In The Presidents Club, Gibbs and Duffy offer readers a treasury of insight into “the word’s most exclusive fraternity.” From the time of George Washington’s retirement, the nation has known relatively few periods without at least one living former President. The last time that happened followed the death of Lyndon Johnson in 1973. In contrast, when Bill Clinton took office in 1993, no less than five former Presidents were living. Four are living today.

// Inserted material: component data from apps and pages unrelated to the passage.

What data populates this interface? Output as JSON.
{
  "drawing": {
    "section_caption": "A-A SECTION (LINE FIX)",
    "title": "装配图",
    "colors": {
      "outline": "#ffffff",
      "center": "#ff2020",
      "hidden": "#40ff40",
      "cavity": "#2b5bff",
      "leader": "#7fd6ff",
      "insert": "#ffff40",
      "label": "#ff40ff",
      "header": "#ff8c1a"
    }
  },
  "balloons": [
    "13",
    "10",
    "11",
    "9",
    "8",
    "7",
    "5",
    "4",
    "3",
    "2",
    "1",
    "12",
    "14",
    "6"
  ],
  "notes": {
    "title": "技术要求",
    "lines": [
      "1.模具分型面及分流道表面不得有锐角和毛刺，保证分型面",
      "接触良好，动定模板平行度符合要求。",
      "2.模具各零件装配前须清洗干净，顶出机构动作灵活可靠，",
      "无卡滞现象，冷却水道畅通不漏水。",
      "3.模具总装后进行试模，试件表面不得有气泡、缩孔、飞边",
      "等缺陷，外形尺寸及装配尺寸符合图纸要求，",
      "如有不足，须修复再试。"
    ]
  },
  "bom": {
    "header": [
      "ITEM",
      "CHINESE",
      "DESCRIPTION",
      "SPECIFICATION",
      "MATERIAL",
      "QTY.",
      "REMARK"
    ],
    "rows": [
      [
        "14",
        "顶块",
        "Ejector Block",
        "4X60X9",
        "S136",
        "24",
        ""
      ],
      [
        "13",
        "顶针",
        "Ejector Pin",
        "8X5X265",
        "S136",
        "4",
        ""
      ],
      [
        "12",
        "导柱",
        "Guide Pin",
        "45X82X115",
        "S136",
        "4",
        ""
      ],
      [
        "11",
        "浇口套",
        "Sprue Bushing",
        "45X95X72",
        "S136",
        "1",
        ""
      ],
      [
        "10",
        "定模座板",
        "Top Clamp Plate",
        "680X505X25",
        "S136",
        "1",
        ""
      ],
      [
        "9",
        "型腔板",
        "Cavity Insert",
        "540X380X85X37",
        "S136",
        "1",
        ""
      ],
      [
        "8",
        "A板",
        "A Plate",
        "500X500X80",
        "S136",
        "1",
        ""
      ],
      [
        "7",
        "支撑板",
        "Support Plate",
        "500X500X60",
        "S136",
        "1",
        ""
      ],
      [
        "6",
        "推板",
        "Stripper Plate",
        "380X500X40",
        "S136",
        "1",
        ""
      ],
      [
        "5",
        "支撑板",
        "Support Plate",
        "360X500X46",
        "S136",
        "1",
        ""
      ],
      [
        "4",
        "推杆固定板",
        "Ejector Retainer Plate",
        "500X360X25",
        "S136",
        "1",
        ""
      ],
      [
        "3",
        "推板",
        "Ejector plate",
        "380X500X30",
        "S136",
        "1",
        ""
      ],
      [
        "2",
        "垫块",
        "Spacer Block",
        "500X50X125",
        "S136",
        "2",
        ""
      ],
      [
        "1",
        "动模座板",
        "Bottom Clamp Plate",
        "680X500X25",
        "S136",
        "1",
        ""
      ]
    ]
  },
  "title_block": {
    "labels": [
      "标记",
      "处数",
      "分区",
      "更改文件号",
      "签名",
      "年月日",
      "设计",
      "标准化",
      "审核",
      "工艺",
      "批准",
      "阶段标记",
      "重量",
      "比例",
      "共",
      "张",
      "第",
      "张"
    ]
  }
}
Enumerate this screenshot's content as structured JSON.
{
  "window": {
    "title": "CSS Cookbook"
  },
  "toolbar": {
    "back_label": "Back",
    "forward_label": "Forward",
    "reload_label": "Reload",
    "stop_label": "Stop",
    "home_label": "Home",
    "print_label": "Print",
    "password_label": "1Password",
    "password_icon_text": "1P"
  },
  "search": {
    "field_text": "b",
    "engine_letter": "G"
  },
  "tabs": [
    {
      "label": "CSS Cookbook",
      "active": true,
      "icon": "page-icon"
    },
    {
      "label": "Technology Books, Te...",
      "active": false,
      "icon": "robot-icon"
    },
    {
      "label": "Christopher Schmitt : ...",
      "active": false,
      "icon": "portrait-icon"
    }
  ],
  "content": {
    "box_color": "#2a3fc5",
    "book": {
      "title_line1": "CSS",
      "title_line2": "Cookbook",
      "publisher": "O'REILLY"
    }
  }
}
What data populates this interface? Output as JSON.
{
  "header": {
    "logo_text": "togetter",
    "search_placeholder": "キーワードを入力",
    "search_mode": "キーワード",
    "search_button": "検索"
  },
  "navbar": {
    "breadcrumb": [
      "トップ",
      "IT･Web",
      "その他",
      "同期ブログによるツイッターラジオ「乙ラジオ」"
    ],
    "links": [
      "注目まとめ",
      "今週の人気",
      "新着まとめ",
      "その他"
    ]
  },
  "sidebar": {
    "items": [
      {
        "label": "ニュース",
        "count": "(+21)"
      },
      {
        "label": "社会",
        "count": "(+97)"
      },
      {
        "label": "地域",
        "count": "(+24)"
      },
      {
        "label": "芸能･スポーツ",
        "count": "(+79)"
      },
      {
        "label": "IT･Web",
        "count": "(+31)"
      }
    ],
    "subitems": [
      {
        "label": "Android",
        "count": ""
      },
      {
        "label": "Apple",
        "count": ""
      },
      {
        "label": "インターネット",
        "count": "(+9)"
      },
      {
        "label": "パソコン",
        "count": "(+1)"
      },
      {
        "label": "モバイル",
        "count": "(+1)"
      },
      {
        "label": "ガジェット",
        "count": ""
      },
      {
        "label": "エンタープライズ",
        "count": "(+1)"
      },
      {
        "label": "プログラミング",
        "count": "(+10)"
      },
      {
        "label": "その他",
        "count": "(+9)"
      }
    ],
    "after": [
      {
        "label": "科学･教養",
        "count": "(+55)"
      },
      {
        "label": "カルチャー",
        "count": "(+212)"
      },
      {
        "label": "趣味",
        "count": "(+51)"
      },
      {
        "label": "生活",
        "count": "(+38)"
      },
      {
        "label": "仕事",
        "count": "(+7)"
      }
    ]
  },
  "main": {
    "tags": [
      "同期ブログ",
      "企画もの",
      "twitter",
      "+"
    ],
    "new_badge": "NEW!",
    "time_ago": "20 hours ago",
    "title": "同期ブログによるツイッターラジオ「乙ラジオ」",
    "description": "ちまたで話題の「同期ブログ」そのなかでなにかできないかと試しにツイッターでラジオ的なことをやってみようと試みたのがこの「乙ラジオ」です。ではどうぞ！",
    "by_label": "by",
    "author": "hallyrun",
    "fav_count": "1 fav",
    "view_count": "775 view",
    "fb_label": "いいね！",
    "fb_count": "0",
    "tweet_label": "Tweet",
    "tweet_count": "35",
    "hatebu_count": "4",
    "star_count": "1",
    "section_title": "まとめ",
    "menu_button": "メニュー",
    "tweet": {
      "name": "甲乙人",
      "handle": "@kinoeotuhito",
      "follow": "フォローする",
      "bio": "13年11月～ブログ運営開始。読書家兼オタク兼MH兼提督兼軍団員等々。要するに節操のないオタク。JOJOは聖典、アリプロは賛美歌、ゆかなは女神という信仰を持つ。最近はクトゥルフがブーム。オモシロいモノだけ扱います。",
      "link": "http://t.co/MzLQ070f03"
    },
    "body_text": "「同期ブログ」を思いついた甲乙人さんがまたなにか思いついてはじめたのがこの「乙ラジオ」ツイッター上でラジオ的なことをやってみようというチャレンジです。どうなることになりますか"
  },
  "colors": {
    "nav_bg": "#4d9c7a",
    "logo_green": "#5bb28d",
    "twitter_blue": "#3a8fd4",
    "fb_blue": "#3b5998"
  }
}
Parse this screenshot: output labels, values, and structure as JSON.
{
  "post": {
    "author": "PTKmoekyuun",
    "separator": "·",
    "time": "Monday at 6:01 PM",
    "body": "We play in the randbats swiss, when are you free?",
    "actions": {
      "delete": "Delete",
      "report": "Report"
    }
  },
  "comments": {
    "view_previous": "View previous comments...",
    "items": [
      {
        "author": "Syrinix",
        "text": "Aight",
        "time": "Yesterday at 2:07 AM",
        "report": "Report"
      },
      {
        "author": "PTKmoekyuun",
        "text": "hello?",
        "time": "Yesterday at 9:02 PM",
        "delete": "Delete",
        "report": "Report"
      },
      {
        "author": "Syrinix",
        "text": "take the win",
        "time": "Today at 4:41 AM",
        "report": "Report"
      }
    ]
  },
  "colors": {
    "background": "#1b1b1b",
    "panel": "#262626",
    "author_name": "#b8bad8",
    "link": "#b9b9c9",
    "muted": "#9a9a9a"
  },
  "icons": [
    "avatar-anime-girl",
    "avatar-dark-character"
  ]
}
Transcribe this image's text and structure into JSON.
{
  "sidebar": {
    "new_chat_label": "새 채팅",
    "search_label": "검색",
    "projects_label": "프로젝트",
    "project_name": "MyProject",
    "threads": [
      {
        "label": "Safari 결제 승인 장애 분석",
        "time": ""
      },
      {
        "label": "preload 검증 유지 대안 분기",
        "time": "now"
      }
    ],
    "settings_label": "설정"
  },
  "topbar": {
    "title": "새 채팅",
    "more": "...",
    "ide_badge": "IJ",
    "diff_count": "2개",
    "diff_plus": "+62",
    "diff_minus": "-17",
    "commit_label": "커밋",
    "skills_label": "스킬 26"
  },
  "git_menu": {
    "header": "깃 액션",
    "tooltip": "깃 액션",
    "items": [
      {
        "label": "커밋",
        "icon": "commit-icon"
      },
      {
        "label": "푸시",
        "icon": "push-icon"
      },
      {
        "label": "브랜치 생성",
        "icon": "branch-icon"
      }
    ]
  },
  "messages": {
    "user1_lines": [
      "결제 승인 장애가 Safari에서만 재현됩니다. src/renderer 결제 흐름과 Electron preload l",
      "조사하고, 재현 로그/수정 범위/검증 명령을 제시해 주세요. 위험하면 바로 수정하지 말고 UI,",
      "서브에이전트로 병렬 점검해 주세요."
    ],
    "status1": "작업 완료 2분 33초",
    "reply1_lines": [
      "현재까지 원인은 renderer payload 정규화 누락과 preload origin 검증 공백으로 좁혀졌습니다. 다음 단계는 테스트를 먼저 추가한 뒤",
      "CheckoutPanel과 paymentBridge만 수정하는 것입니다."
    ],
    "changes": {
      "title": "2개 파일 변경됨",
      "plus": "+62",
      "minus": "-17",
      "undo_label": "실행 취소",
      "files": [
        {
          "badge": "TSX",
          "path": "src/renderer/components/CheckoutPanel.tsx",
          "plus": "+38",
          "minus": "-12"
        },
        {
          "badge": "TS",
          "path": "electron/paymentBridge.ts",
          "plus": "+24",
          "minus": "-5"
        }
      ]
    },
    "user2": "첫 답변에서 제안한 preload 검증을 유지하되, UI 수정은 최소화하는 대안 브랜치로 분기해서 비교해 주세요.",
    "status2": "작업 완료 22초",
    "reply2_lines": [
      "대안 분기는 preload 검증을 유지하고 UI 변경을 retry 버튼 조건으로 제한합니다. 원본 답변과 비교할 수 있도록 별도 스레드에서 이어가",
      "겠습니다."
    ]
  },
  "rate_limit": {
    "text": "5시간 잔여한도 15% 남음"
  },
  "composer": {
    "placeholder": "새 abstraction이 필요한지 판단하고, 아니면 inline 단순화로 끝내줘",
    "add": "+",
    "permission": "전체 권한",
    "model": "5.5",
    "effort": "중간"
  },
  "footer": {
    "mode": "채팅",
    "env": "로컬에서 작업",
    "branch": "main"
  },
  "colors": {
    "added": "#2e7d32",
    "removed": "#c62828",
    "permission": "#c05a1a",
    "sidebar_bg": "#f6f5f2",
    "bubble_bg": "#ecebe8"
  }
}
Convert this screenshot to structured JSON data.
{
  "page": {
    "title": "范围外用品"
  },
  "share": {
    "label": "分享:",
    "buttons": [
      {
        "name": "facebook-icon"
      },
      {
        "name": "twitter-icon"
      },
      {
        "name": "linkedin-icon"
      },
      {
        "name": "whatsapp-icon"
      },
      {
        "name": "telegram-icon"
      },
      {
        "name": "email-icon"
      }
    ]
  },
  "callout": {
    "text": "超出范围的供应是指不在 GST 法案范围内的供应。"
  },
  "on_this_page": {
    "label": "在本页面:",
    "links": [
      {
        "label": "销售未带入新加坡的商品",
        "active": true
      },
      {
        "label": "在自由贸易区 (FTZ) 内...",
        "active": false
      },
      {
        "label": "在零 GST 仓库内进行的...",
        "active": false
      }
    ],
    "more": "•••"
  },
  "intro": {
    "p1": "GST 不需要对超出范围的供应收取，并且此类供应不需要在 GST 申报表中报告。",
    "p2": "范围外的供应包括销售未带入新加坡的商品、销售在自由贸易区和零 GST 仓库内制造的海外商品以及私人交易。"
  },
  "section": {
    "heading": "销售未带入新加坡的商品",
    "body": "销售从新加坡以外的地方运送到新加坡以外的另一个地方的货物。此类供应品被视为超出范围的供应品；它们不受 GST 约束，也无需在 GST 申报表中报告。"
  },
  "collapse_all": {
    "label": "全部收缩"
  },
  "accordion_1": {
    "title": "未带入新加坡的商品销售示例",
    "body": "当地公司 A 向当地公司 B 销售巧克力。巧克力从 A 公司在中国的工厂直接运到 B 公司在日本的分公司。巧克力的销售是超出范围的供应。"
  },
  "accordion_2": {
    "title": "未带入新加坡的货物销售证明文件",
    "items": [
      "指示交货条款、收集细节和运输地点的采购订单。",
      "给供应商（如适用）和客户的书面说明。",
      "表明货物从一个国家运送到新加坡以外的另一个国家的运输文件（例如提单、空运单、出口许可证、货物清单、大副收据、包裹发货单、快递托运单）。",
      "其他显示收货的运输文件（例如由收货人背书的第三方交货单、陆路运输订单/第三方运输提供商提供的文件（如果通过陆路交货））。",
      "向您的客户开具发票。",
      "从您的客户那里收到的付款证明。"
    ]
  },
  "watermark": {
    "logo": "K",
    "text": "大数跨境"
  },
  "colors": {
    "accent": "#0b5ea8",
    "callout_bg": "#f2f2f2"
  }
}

While I didn’t read this book hoping to find leadership nuggets, they were everywhere in the book. One of the things the authors continually emphasized was the only person who can understand what being the President is like are those who have sat in that chair. I think that could be said for being a leader, running a company, leading a church. While being the President is a larger scope, and considerably more stressful than leading a church or running a business, there are some similarities. While I was a student pastor, I was convinced I knew what it was like to lead a church. Now that I lead a church, I realize how little I knew and how few people understand what it is like.
From that perspective, it turned out to be a great leadership read.
Here are a few things that jumped out to me:
- Judgment is not the same as understanding.
- Their greatest problem was never doing what was right; their greatest problem was knowing what was right.
- Others may hate you, but those who hate you don’t win unless you hate them, and then you destroy yourself.
- Don’t confuse being ‘soft’ with seeing the other guy’s point of view.
- The greatest sin was remaining passive in the face of challenges.
- A good leader sets priorities—he doesn’t just list.
- Promising great change and delivering it are two entirely different things.
- Once a president takes office, he learns that the office is its own arena, and that the tactics, tools, and talents that had helped him rise so far so fast were useful only to a point.
- Forced to choose between the unacceptable and the intolerable, leaders nonetheless have no choice but to lead.
- If you’re doing big things, most of the time you’re never going to be around to see them.
- If you aim for big change, you shouldn’t expect to be rewarded by short-term history.